I’ve long held that the barrier to T/V (Television/Video) advertisers getting ads seen is not consumer ad avoidance, but rather interruption avoidance.
HitBliss, a new service in private beta trial right now, has addressed this problem by giving the media consumer a way to avoid interruption but not advertising (a la iTunes) or watching ads of their choice in a time of their choosing.
Co-founder Sharon Peyer spoke at MediaPost’s recent Video Insider Summi, and I asked her about HitBliss' challenges, successes and lessons in the first two months. Here’s what I learned:
Why is HitBliss necessary?
Current digital models don’t address the reality that
1) Viewers don’t want intrusive, interruptive ads
2) Publishers aren’t making enough on the ads that run
HitBliss proves that consumer content has value by inviting the viewer to share in the cost through verified attention to ads or by paying cash. It produces a quid-pro-quo exchange for content. In earning money that can be used to purchase content by viewing ads, viewers must click on “prompts” as they play to insure they are really watching. Advertising waste is eliminated, and consumers no longer need to be bombarded with ads that will never be seen and subsequently trained to avoid ad interruptions at all costs.
This concept doesn’t fit into current channels of ad buying. There is an educational effort needed for buyers to understand the benefits of unbundling content from advertising and asking the consumer to willingly participate in paying for content with their attention or money. HitBliss’ buying console allows advertisers/agencies to place auction-based, audience-targeted buys -- much like search, but unusual for T/V.
What will HitBliss be down the road?
A payment platform that does not just deliver ads, but gathers real money to pay for a variety of content in two ways:
1) Advertisers paying to reach defined audiences with little/no waste
2) Viewers paying cash if they don’t want advertising

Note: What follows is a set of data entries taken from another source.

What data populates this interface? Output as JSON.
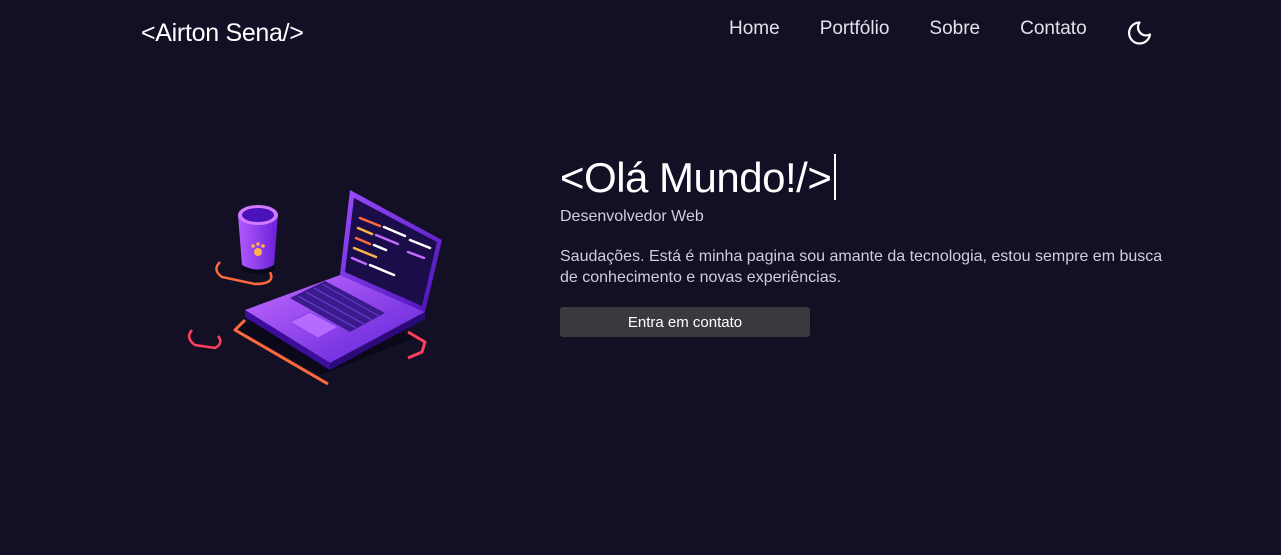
{
  "header": {
    "logo": "<Airton Sena/>",
    "nav": [
      "Home",
      "Portfólio",
      "Sobre",
      "Contato"
    ],
    "theme_toggle_icon": "moon-icon"
  },
  "hero": {
    "title": "<Olá Mundo!/>",
    "subtitle": "Desenvolvedor Web",
    "text": "Saudações. Está é minha pagina sou amante da tecnologia, estou sempre em busca de conhecimento e novas experiências.",
    "button_label": "Entra em contato"
  },
  "colors": {
    "background": "#130f25",
    "accent_purple": "#7b2ff7",
    "accent_orange": "#ff6a3d",
    "button_bg": "#3a3a3e"
  }
}
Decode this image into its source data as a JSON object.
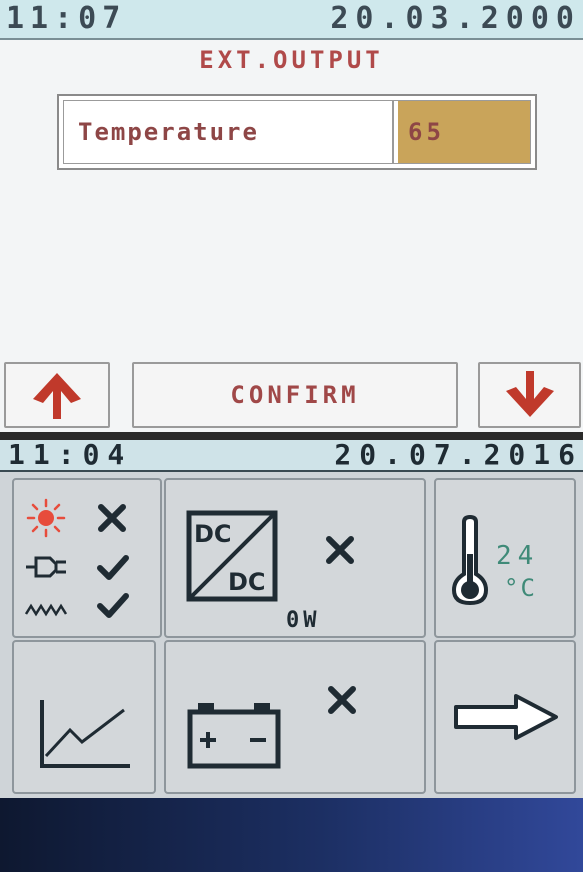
{
  "top_screen": {
    "status_bar": {
      "time": "11:07",
      "date": "20.03.2000"
    },
    "title": "EXT.OUTPUT",
    "field": {
      "label": "Temperature",
      "value": "65"
    },
    "buttons": {
      "up_icon": "arrow-up-icon",
      "confirm_label": "CONFIRM",
      "down_icon": "arrow-down-icon"
    },
    "colors": {
      "status_bg": "#cfe8ec",
      "title_text": "#b04a4a",
      "value_bg": "#c9a45a",
      "arrow": "#c0392b"
    }
  },
  "bottom_screen": {
    "status_bar": {
      "time": "11:04",
      "date": "20.07.2016"
    },
    "tiles": {
      "sources": {
        "rows": [
          {
            "icon": "sun-icon",
            "state": "unavailable",
            "state_icon": "cross-icon"
          },
          {
            "icon": "plug-icon",
            "state": "ok",
            "state_icon": "check-icon"
          },
          {
            "icon": "ac-wave-icon",
            "state": "ok",
            "state_icon": "check-icon"
          }
        ]
      },
      "converter": {
        "label_top": "DC",
        "label_bottom": "DC",
        "state_icon": "cross-icon",
        "power": "0W"
      },
      "temperature": {
        "icon": "thermometer-icon",
        "value": "24",
        "unit": "°C"
      },
      "chart": {
        "icon": "line-chart-icon"
      },
      "battery": {
        "icon": "battery-icon",
        "state_icon": "cross-icon"
      },
      "next": {
        "icon": "arrow-right-icon"
      }
    },
    "colors": {
      "status_bg": "#cfe3e8",
      "temp_text": "#3f8a78",
      "sun": "#e74c3c",
      "check": "#1f2b33"
    }
  }
}
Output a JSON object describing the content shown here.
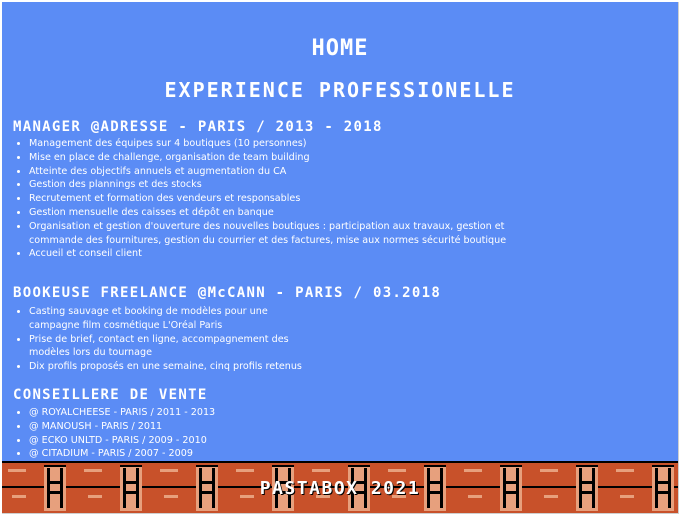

While premium T/V and movies are the “beachhead” content for now, in the future HitBliss can be used by any company that wants to monetize content: gaming sites, text-based articles behind pay-walls, music sites, subscription media platforms and even VOD for cable and satellite systems.
What has HitBliss learned so far?
Consumers respond favorably to the idea that they have control over their ad experience and their privacy settings. Third-party research for one campaign showed 85% of surveyed viewers found the experience a positive one. Attentiveness measures are 4x non-HitBliss models. Comments from users included a statement that this model wasn’t advertising, because it helped make the browser experience more productive. (I guess advertising is seen by that respondent as nonproductive). Ad completion rates are far higher than pre-roll.
I really like this approach. It does two things that fix the current paradigm of ad-supported T/V which I see as a broken cat-and-mouse game where disengaged eyeballs are chased by way-too-many interruptive messages.
1) It separates content from ad support. Who says that ad viewing needs to be adjacent to content? That was necessary when program demographics were a surrogate for ad viewing targets. Now with behavioral and addressable targeting technology available, why not let self-identified viewers earn their uninterrupted T/V viewing by choice when and where it is most convenient for them?
2) It provides never-before-seen levels of transparency for all parties. Consumers have control over which ads they see when and where, and what information can be used for advertiser targeting. This is presented in an easy-to-manage way (unlike Facebook, where privacy confusion is a pathway to “retention”). Advertisers know which ads are requested and completed, paying only for tracked and reported engagement (the ads pause when volume is too low, when prompts aren’t responded to and when other documents are opened over the HitBliss page).
Fresh new thinking like HitBliss is inspiring, and provides hope that better ad-supported T/V models will arrive in the not-too-distant future.